People representing items before the Sherman Planning & Zoning Commission are asked to approach the podium as their item is being read, but one recent item considered saw no one come forward because the request before the commission was from the city itself.
The commission unanimously approved a zoning change from a single family agricultural district to a one family residential development for multiple lots in the Preston Club Estates subdivision. The city approved the annexation of 459.6 acres of land in that development, which is on Sherman’s west side near the intersection of Highway 289 and U.S. Highway 82, in May of last year.
“Our ordinance for the city of Sherman on the annexed property is its annexed as (an) agriculture zone,” Director of Development Services Scott Shadden said to the commission. “Normally when we annex property it would come in as farmland and then it would be developed. This was all developed and then it came into the city.”

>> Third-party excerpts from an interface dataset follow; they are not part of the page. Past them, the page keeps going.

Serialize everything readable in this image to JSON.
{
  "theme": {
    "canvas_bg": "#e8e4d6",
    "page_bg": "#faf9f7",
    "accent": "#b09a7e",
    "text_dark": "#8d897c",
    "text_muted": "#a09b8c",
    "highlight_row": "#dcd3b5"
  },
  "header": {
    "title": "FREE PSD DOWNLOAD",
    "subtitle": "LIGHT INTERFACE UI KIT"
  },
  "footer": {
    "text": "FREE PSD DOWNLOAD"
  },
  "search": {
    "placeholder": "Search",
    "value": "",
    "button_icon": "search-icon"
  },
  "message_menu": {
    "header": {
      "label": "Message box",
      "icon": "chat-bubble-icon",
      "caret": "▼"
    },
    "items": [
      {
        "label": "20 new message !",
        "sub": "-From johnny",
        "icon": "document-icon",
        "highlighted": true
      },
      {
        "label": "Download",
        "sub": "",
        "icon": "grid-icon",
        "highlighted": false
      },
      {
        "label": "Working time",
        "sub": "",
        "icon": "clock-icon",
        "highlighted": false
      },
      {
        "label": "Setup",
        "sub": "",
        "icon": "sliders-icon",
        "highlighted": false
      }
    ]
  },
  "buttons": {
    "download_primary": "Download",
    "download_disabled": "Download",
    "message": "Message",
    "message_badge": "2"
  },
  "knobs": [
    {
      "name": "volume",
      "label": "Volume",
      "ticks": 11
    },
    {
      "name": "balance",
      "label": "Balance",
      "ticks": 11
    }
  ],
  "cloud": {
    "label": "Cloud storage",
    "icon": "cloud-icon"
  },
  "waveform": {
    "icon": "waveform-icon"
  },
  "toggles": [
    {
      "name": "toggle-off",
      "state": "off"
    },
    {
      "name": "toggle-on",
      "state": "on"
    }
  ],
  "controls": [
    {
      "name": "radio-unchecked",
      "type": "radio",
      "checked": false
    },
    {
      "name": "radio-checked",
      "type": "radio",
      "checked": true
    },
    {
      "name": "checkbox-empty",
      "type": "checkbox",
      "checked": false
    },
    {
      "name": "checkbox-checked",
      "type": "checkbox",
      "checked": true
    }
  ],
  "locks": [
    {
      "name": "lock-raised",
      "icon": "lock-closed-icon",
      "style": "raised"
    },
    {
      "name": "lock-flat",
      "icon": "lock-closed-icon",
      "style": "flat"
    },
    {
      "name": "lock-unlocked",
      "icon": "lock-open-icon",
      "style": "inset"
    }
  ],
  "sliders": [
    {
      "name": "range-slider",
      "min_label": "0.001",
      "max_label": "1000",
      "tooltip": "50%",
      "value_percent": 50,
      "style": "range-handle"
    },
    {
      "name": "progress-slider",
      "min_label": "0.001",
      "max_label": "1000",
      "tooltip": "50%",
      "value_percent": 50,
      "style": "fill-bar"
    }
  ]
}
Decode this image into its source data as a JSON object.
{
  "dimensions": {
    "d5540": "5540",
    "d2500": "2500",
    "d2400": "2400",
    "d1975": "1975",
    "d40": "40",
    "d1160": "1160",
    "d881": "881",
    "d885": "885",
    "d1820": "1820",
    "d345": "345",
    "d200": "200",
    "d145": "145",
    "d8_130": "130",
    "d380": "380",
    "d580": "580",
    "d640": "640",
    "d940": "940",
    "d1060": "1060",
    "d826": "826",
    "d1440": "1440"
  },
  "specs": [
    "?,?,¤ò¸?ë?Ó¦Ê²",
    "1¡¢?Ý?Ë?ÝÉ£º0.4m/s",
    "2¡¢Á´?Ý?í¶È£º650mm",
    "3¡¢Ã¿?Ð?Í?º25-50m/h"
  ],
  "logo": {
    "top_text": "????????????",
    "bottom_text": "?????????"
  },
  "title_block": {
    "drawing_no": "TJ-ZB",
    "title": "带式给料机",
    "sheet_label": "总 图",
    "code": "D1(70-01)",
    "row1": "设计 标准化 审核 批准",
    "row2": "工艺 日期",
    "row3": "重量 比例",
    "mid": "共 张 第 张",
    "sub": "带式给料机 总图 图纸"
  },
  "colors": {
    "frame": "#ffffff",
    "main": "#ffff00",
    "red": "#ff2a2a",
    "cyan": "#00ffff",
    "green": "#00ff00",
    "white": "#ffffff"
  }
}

Shadden explained the zoning requirements of a single family agricultural district are different enough from how the homes were built that it makes most of the houses and their property setbacks nonconforming. To take care of the issue with the property setbacks, the city also requested an exception to allow the existing setbacks. That request was approved by the commission’s board of adjustments.
“So this request is to go single family residential, which is what the homes are, and to allow any existing structure have its setbacks,” Shadden said. “So they come into the city just like they are and we’ll make everybody legal. If you go to sell your house, the new lender would say it doesn’t conform to zoning, well, yeah it does because it went through this process. That’s the reason the city brought this request forward. It actually makes the existing nonconforming zoning and setbacks to be conforming.”
Last year, city staff said the annexation request from Preston Club Estates was spurred by homeowners’ need for assistance with their water and sewer system. In a document provided to the City Council at that time, city staff noted 78 percent of the property owners for the 331 individual tracts of land in the area signed the petition requesting the annexation.
The commission held a public hearing on the proposed zoning change and exception for the existing property setbacks, but no one came forward to speak on either issue. Both requests were approved unanimously.
“In the past few months, we’ve had a few houses in this area that want to be built but obviously don’t conform to the new zoning, so this fixes that, which makes sense because the neighborhood is at least halfway built,” commission Chairman Clay Mahone said. “So it doesn’t make sense that half of the buildings have already established a certain look and a certain setback and for the new ones to not have to conform to that.”
In addition to the city taking over the development’s water and sewer system, Sherman also provides the area with police and fire protection, solid waste collection and disposal, bulk waste pickup and animal control services. City staff said Sherman officials expected to pay around $2 million for improvements to the area to provide the services needed to the annexed property including adding gravity sewer mains, a lift station and force main.